**Items listed in a dataset**
--- START ---
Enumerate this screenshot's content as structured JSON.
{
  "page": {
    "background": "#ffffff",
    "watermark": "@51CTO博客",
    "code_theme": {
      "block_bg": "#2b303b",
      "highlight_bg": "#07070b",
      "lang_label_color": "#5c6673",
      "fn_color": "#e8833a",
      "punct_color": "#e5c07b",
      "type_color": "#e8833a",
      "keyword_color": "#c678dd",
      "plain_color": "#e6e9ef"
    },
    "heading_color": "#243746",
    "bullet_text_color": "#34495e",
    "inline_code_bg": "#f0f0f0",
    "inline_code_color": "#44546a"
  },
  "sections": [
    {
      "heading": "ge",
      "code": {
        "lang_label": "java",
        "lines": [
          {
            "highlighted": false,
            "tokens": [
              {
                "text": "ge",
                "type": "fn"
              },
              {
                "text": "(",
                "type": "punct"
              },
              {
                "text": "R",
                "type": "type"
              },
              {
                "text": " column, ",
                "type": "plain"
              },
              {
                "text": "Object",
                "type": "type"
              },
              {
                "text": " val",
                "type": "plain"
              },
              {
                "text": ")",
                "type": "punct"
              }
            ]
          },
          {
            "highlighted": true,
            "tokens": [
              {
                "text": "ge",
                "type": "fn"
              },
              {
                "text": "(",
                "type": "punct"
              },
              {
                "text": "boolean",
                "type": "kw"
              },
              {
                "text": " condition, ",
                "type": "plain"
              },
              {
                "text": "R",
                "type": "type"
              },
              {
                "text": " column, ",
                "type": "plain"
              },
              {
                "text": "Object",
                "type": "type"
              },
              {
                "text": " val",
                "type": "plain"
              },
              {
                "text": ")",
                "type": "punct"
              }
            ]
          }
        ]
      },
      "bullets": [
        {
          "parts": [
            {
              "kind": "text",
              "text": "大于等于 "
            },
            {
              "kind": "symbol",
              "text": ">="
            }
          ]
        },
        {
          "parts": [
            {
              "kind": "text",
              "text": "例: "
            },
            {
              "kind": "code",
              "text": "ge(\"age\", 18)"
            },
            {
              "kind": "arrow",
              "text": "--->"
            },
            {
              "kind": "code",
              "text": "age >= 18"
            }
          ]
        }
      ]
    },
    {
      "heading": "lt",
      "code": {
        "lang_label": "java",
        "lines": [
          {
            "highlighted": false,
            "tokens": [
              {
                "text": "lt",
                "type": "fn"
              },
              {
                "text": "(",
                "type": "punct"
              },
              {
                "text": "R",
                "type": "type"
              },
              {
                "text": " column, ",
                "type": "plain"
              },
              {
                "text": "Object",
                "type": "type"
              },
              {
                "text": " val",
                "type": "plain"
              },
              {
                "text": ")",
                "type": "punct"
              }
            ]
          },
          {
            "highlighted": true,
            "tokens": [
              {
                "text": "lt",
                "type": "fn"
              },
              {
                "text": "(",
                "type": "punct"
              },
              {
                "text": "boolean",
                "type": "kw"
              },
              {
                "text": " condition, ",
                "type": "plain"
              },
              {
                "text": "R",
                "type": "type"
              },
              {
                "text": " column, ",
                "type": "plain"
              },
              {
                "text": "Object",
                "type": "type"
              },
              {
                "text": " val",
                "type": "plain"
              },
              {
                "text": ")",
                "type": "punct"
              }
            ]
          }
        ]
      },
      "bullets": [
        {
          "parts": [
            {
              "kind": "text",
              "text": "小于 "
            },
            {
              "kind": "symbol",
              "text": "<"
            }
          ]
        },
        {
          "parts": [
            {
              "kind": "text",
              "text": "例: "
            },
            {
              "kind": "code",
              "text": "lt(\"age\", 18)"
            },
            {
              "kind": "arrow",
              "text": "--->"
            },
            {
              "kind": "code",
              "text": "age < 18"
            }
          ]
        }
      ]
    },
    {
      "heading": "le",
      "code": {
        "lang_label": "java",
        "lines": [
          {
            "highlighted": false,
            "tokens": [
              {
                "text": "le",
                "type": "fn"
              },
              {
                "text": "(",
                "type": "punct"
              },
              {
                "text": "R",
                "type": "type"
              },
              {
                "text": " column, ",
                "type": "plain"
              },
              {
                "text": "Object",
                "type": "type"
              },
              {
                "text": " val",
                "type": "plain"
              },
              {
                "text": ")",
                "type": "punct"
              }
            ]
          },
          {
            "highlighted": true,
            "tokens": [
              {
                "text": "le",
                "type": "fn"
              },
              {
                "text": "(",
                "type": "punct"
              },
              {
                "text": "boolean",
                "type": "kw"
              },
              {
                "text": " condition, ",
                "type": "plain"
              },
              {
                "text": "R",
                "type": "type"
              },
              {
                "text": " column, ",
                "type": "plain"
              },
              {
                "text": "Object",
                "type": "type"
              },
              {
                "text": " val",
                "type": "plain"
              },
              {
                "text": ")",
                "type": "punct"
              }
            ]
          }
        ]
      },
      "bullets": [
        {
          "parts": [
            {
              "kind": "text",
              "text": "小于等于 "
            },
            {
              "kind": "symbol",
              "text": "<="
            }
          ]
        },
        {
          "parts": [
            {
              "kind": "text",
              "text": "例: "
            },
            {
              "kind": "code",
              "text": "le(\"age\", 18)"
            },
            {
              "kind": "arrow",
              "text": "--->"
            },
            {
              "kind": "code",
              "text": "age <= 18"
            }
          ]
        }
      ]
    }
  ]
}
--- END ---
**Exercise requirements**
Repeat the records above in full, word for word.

**Worked solution**
Enumerate this screenshot's content as structured JSON.
{
  "page": {
    "background": "#ffffff",
    "watermark": "@51CTO博客",
    "code_theme": {
      "block_bg": "#2b303b",
      "highlight_bg": "#07070b",
      "lang_label_color": "#5c6673",
      "fn_color": "#e8833a",
      "punct_color": "#e5c07b",
      "type_color": "#e8833a",
      "keyword_color": "#c678dd",
      "plain_color": "#e6e9ef"
    },
    "heading_color": "#243746",
    "bullet_text_color": "#34495e",
    "inline_code_bg": "#f0f0f0",
    "inline_code_color": "#44546a"
  },
  "sections": [
    {
      "heading": "ge",
      "code": {
        "lang_label": "java",
        "lines": [
          {
            "highlighted": false,
            "tokens": [
              {
                "text": "ge",
                "type": "fn"
              },
              {
                "text": "(",
                "type": "punct"
              },
              {
                "text": "R",
                "type": "type"
              },
              {
                "text": " column, ",
                "type": "plain"
              },
              {
                "text": "Object",
                "type": "type"
              },
              {
                "text": " val",
                "type": "plain"
              },
              {
                "text": ")",
                "type": "punct"
              }
            ]
          },
          {
            "highlighted": true,
            "tokens": [
              {
                "text": "ge",
                "type": "fn"
              },
              {
                "text": "(",
                "type": "punct"
              },
              {
                "text": "boolean",
                "type": "kw"
              },
              {
                "text": " condition, ",
                "type": "plain"
              },
              {
                "text": "R",
                "type": "type"
              },
              {
                "text": " column, ",
                "type": "plain"
              },
              {
                "text": "Object",
                "type": "type"
              },
              {
                "text": " val",
                "type": "plain"
              },
              {
                "text": ")",
                "type": "punct"
              }
            ]
          }
        ]
      },
      "bullets": [
        {
          "parts": [
            {
              "kind": "text",
              "text": "大于等于 "
            },
            {
              "kind": "symbol",
              "text": ">="
            }
          ]
        },
        {
          "parts": [
            {
              "kind": "text",
              "text": "例: "
            },
            {
              "kind": "code",
              "text": "ge(\"age\", 18)"
            },
            {
              "kind": "arrow",
              "text": "--->"
            },
            {
              "kind": "code",
              "text": "age >= 18"
            }
          ]
        }
      ]
    },
    {
      "heading": "lt",
      "code": {
        "lang_label": "java",
        "lines": [
          {
            "highlighted": false,
            "tokens": [
              {
                "text": "lt",
                "type": "fn"
              },
              {
                "text": "(",
                "type": "punct"
              },
              {
                "text": "R",
                "type": "type"
              },
              {
                "text": " column, ",
                "type": "plain"
              },
              {
                "text": "Object",
                "type": "type"
              },
              {
                "text": " val",
                "type": "plain"
              },
              {
                "text": ")",
                "type": "punct"
              }
            ]
          },
          {
            "highlighted": true,
            "tokens": [
              {
                "text": "lt",
                "type": "fn"
              },
              {
                "text": "(",
                "type": "punct"
              },
              {
                "text": "boolean",
                "type": "kw"
              },
              {
                "text": " condition, ",
                "type": "plain"
              },
              {
                "text": "R",
                "type": "type"
              },
              {
                "text": " column, ",
                "type": "plain"
              },
              {
                "text": "Object",
                "type": "type"
              },
              {
                "text": " val",
                "type": "plain"
              },
              {
                "text": ")",
                "type": "punct"
              }
            ]
          }
        ]
      },
      "bullets": [
        {
          "parts": [
            {
              "kind": "text",
              "text": "小于 "
            },
            {
              "kind": "symbol",
              "text": "<"
            }
          ]
        },
        {
          "parts": [
            {
              "kind": "text",
              "text": "例: "
            },
            {
              "kind": "code",
              "text": "lt(\"age\", 18)"
            },
            {
              "kind": "arrow",
              "text": "--->"
            },
            {
              "kind": "code",
              "text": "age < 18"
            }
          ]
        }
      ]
    },
    {
      "heading": "le",
      "code": {
        "lang_label": "java",
        "lines": [
          {
            "highlighted": false,
            "tokens": [
              {
                "text": "le",
                "type": "fn"
              },
              {
                "text": "(",
                "type": "punct"
              },
              {
                "text": "R",
                "type": "type"
              },
              {
                "text": " column, ",
                "type": "plain"
              },
              {
                "text": "Object",
                "type": "type"
              },
              {
                "text": " val",
                "type": "plain"
              },
              {
                "text": ")",
                "type": "punct"
              }
            ]
          },
          {
            "highlighted": true,
            "tokens": [
              {
                "text": "le",
                "type": "fn"
              },
              {
                "text": "(",
                "type": "punct"
              },
              {
                "text": "boolean",
                "type": "kw"
              },
              {
                "text": " condition, ",
                "type": "plain"
              },
              {
                "text": "R",
                "type": "type"
              },
              {
                "text": " column, ",
                "type": "plain"
              },
              {
                "text": "Object",
                "type": "type"
              },
              {
                "text": " val",
                "type": "plain"
              },
              {
                "text": ")",
                "type": "punct"
              }
            ]
          }
        ]
      },
      "bullets": [
        {
          "parts": [
            {
              "kind": "text",
              "text": "小于等于 "
            },
            {
              "kind": "symbol",
              "text": "<="
            }
          ]
        },
        {
          "parts": [
            {
              "kind": "text",
              "text": "例: "
            },
            {
              "kind": "code",
              "text": "le(\"age\", 18)"
            },
            {
              "kind": "arrow",
              "text": "--->"
            },
            {
              "kind": "code",
              "text": "age <= 18"
            }
          ]
        }
      ]
    }
  ]
}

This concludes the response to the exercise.